Harlow’s MP, Robert Halfon, this evening led a House of Commons debate on the provision of mental health counselling in schools. He secured the debate working with a senior Labour MP, Nick Brown, through the House of Commons Backbench Business Committee.
Mr Halfon said that the “the repercussions of the pandemic will have a significant impact on children and young people” noting the personal story he had heard a few months ago from a resident that said “her daughter had become so concerned about personal hygiene following the outbreak of COVID-19, she had developed OCD. Because of how often she was washing her hands, they were red-raw and bleeding”.
He added that “an investigation conducted by the Children’s Commissioner’s office found that despite the increase in referrals, the number of children actually accessing the treatment they need increased by just 4%”.
However, Mr Halfon said he believed that there were three ways that the Government “can turn the tide”.

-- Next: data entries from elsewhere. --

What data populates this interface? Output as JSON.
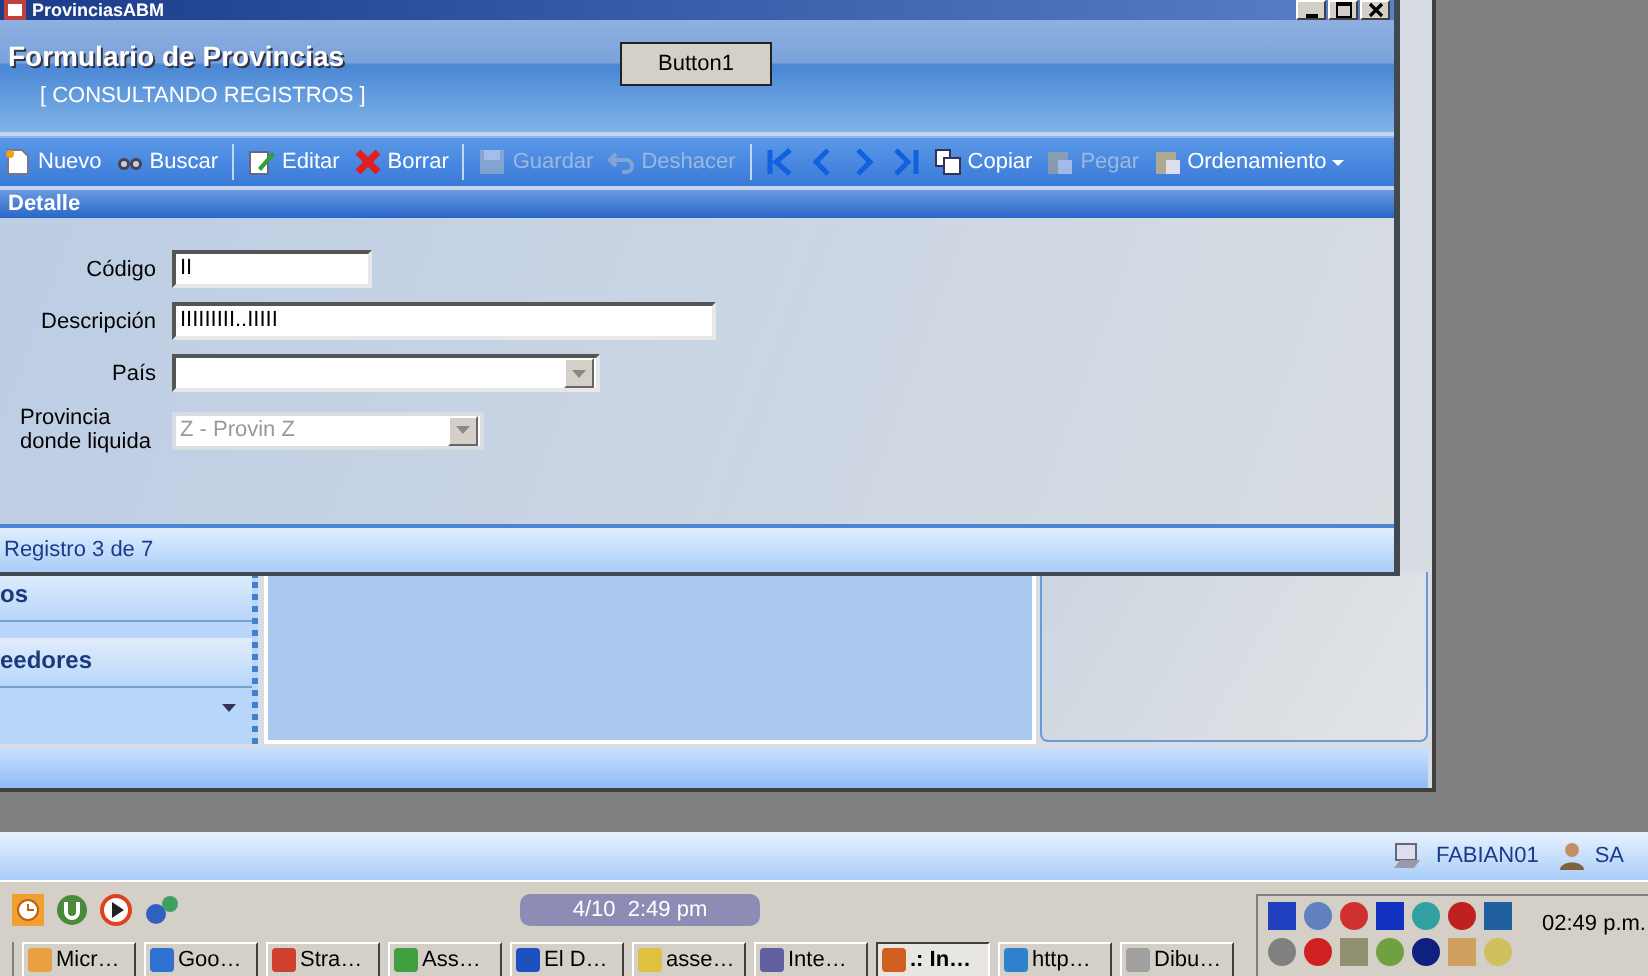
{
  "window": {
    "title": "ProvinciasABM"
  },
  "form": {
    "title": "Formulario de Provincias",
    "mode": "[ CONSULTANDO REGISTROS ]",
    "test_button": "Button1"
  },
  "toolbar": [
    {
      "kind": "button",
      "label": "Nuevo",
      "disabled": false
    },
    {
      "kind": "button",
      "label": "Buscar",
      "disabled": false
    },
    {
      "kind": "separator"
    },
    {
      "kind": "button",
      "label": "Editar",
      "disabled": false
    },
    {
      "kind": "button",
      "label": "Borrar",
      "disabled": false
    },
    {
      "kind": "separator"
    },
    {
      "kind": "button",
      "label": "Guardar",
      "disabled": true
    },
    {
      "kind": "button",
      "label": "Deshacer",
      "disabled": true
    },
    {
      "kind": "separator"
    },
    {
      "kind": "nav",
      "disabled": false
    },
    {
      "kind": "nav",
      "disabled": false
    },
    {
      "kind": "nav",
      "disabled": false
    },
    {
      "kind": "nav",
      "disabled": false
    },
    {
      "kind": "button",
      "label": "Copiar",
      "disabled": false
    },
    {
      "kind": "button",
      "label": "Pegar",
      "disabled": true
    },
    {
      "kind": "menu",
      "label": "Ordenamiento",
      "disabled": false
    }
  ],
  "detail": {
    "title": "Detalle",
    "fields": [
      {
        "kind": "text",
        "label": "Código",
        "value": "II",
        "disabled": false
      },
      {
        "kind": "text",
        "label": "Descripción",
        "value": "IIIIIIIII..IIIII",
        "disabled": false
      },
      {
        "kind": "combo",
        "label": "País",
        "disabled": false
      },
      {
        "kind": "combo",
        "label": "Provincia donde liquida",
        "value": "Z - Provin Z",
        "disabled": true
      }
    ]
  },
  "record_status": "Registro 3 de 7",
  "background_app": {
    "sidebar": [
      {
        "label": "os"
      },
      {
        "label": "eedores"
      }
    ]
  },
  "status_bar": {
    "machine": "FABIAN01",
    "user": "SA"
  },
  "quick_launch": {
    "clock": "4/10  2:49 pm"
  },
  "taskbar": [
    {
      "label": "Micr…",
      "selected": false
    },
    {
      "label": "Goo…",
      "selected": false
    },
    {
      "label": "Stra…",
      "selected": false
    },
    {
      "label": "Ass…",
      "selected": false
    },
    {
      "label": "El D…",
      "selected": false
    },
    {
      "label": "asse…",
      "selected": false
    },
    {
      "label": "Inte…",
      "selected": false
    },
    {
      "label": ".: In…",
      "selected": true
    },
    {
      "label": "http…",
      "selected": false
    },
    {
      "label": "Dibu…",
      "selected": false
    }
  ],
  "tray": {
    "time": "02:49 p.m."
  }
}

First, he called on the Government to massively accelerate the plan to place a mental health professional in every school. He said that “mental health provision shouldn’t remain a postcode lottery” and that “the facts also show that better mental health also leads to improved academic outcomes”.

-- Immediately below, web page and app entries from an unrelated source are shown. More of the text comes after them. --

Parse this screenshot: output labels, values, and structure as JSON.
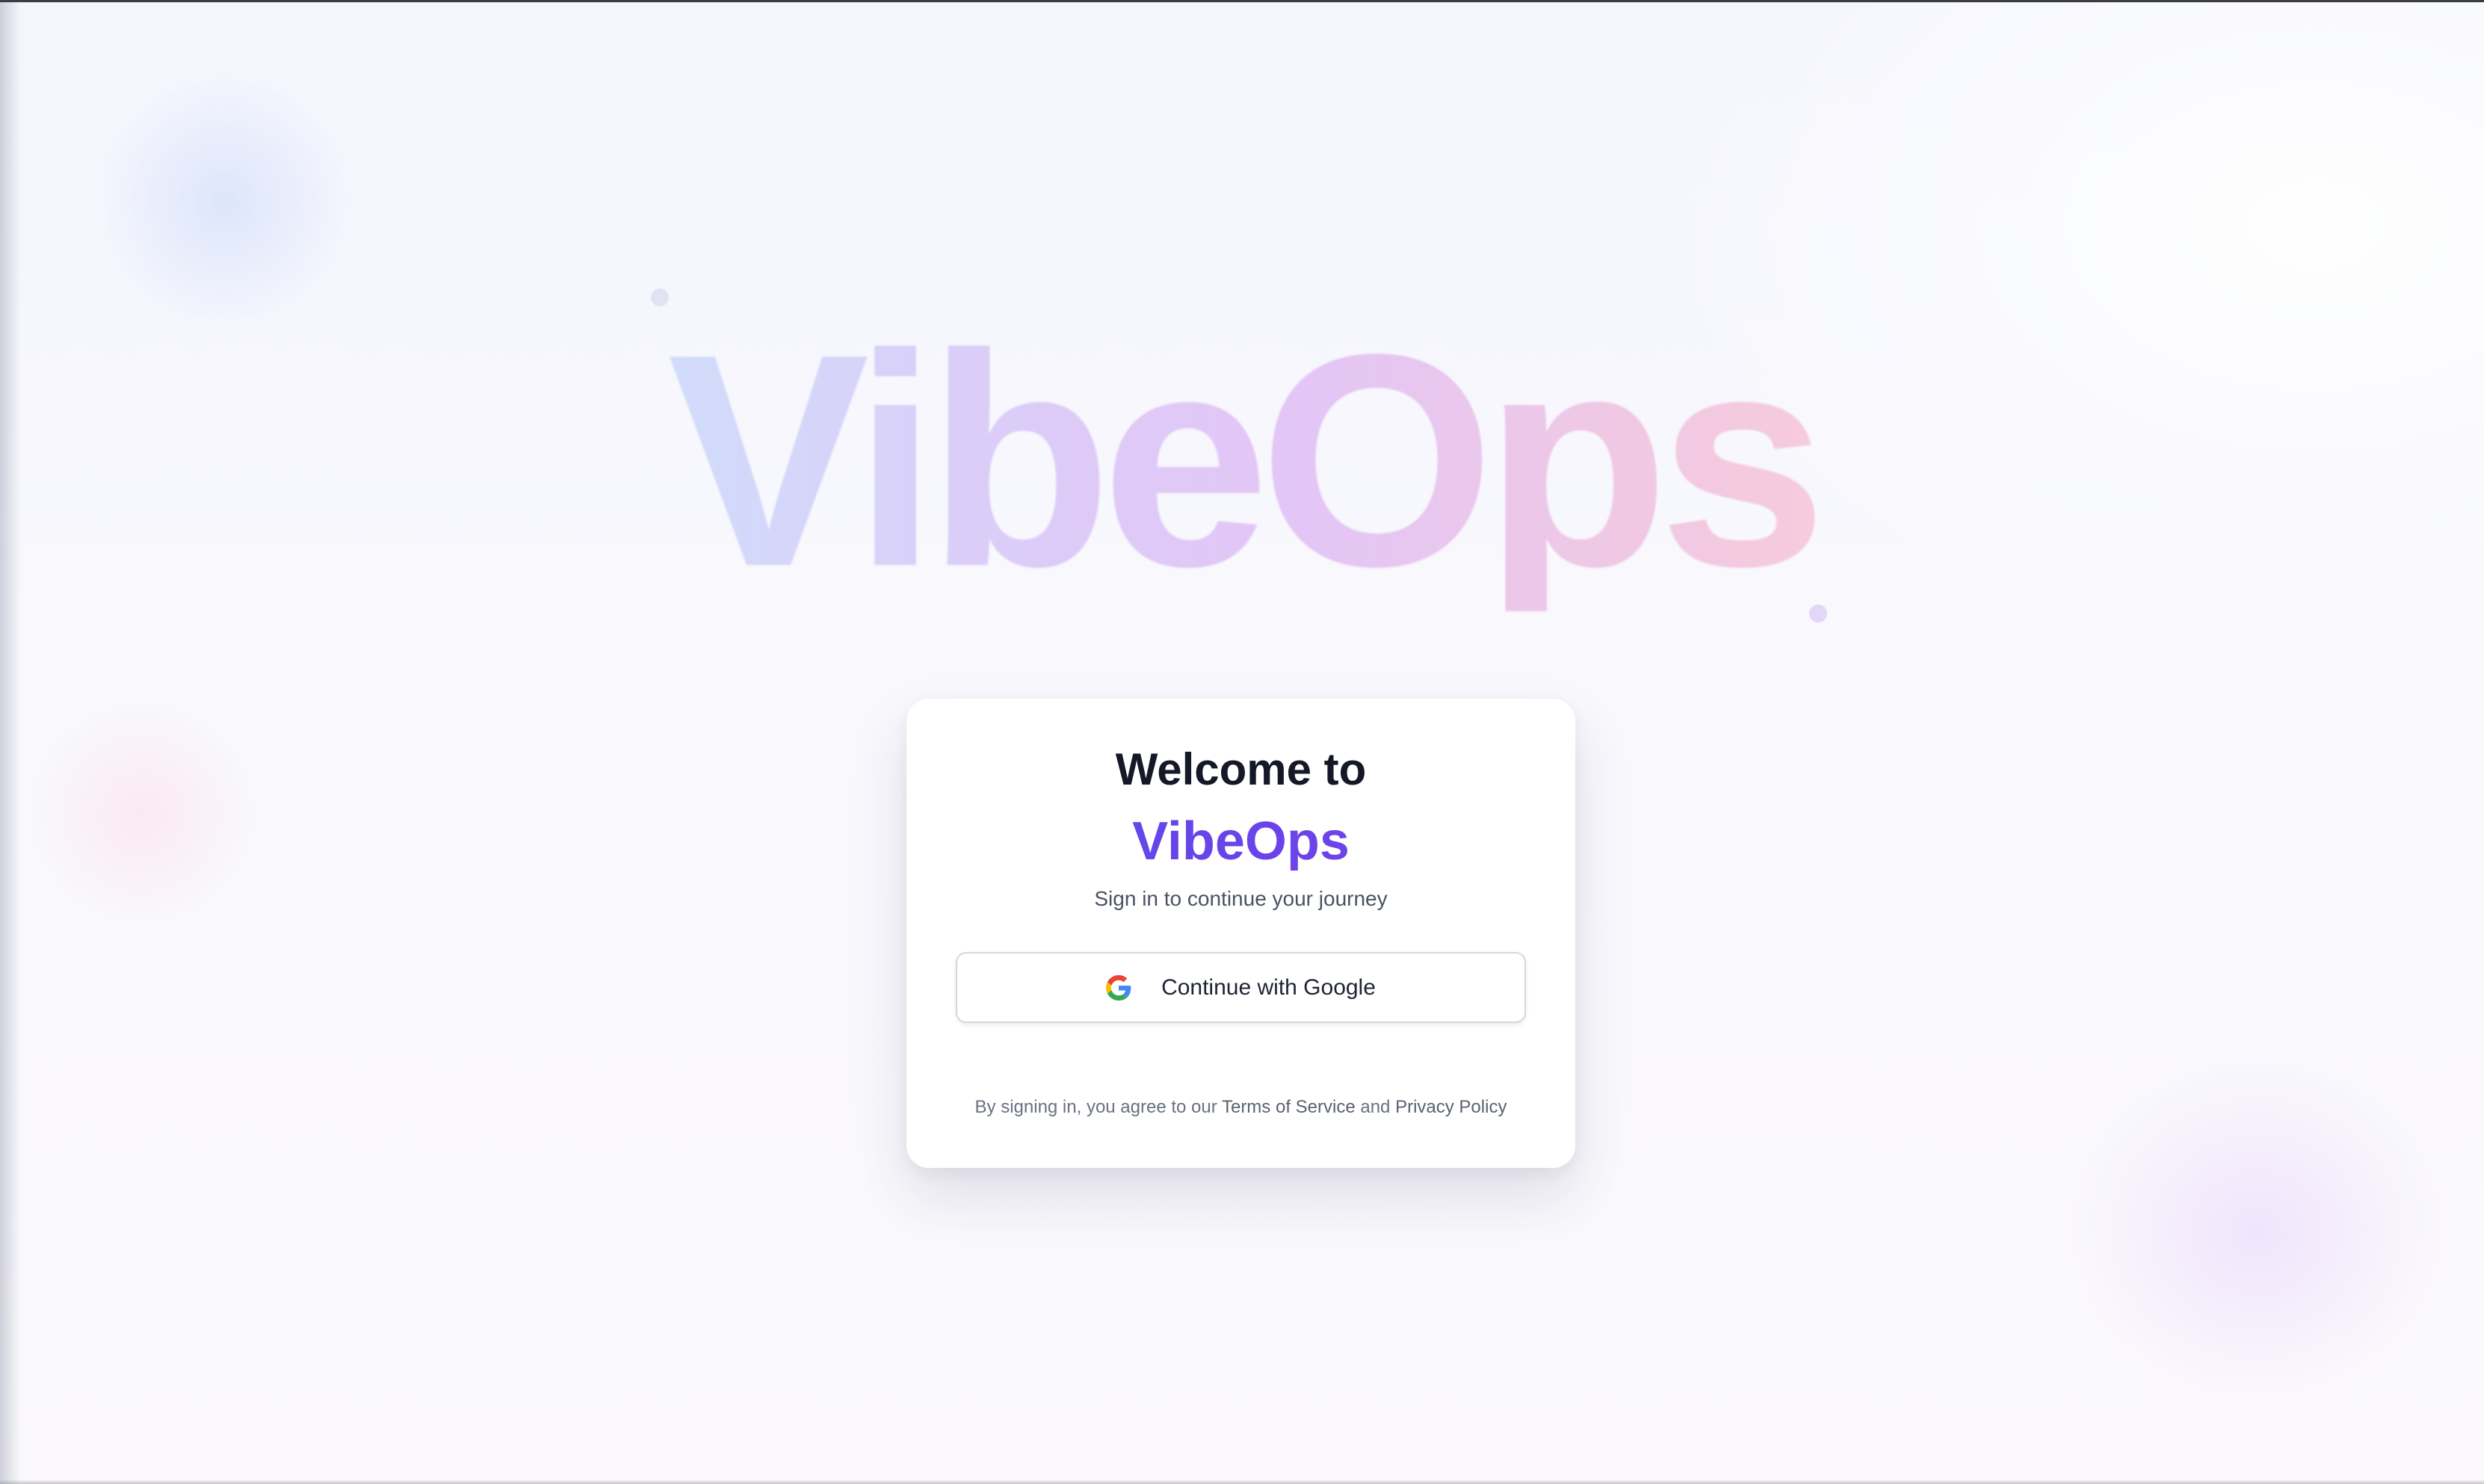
{
  "hero": {
    "wordmark": "VibeOps"
  },
  "card": {
    "title": "Welcome to",
    "brand": "VibeOps",
    "subtitle": "Sign in to continue your journey",
    "google_button_label": "Continue with Google",
    "google_icon": "google-g-icon",
    "legal_prefix": "By signing in, you agree to our ",
    "terms_link": "Terms of Service",
    "legal_and": " and ",
    "privacy_link": "Privacy Policy"
  },
  "colors": {
    "brand_accent": "#6a44ea",
    "title_text": "#141827",
    "page_background": "#f8f8fd",
    "card_background": "#ffffff"
  }
}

Second, Mr Halfon argued that extending the school day with extra-curricular activities led by civil society organisations to offer pupils professional mental health support, as well as sporting activities, music and drama lessons would both help to tackle the mental health epidemic and increase pupils’ academic attainment. He made clear that this would not be about “an extra couple of hours of algebra” but instead focussed on mental well-being and extra-curricular activities led by civil society.

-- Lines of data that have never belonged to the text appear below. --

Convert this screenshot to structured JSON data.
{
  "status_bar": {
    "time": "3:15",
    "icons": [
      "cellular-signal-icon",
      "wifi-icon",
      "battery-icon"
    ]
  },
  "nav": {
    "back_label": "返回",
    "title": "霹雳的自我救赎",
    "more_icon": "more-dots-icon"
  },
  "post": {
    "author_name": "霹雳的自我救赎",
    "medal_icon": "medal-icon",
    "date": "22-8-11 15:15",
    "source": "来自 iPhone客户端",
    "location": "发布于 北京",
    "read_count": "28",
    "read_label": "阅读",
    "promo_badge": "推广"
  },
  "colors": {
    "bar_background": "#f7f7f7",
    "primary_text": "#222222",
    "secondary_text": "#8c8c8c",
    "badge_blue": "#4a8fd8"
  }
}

Third, he argued that “a mental health levy for social media giants” should be introduced because “we know that social media is like a wrecking ball for young people’s mental health and wellbeing”. Mr Halfon said that the funds raised could “then be distributed to schools to provide mental health support and digital skills training for young people to build the resilience and online safety skills they need”.
The Harlow MP cited some harrowing statistics and real anecdotes in his speech and said that only by tackling this mental health epidemic can “we ensure that our children and young people emerge from the pandemic both resilient, and able to climb the educational ladder of opportunity”.
Mr Halfon has consistently campaigned for more funding for mental health and for higher school funding and pledged to continue to “work hard to champion education and do everything possible to help our young people climb the educational ladder of opportunity.”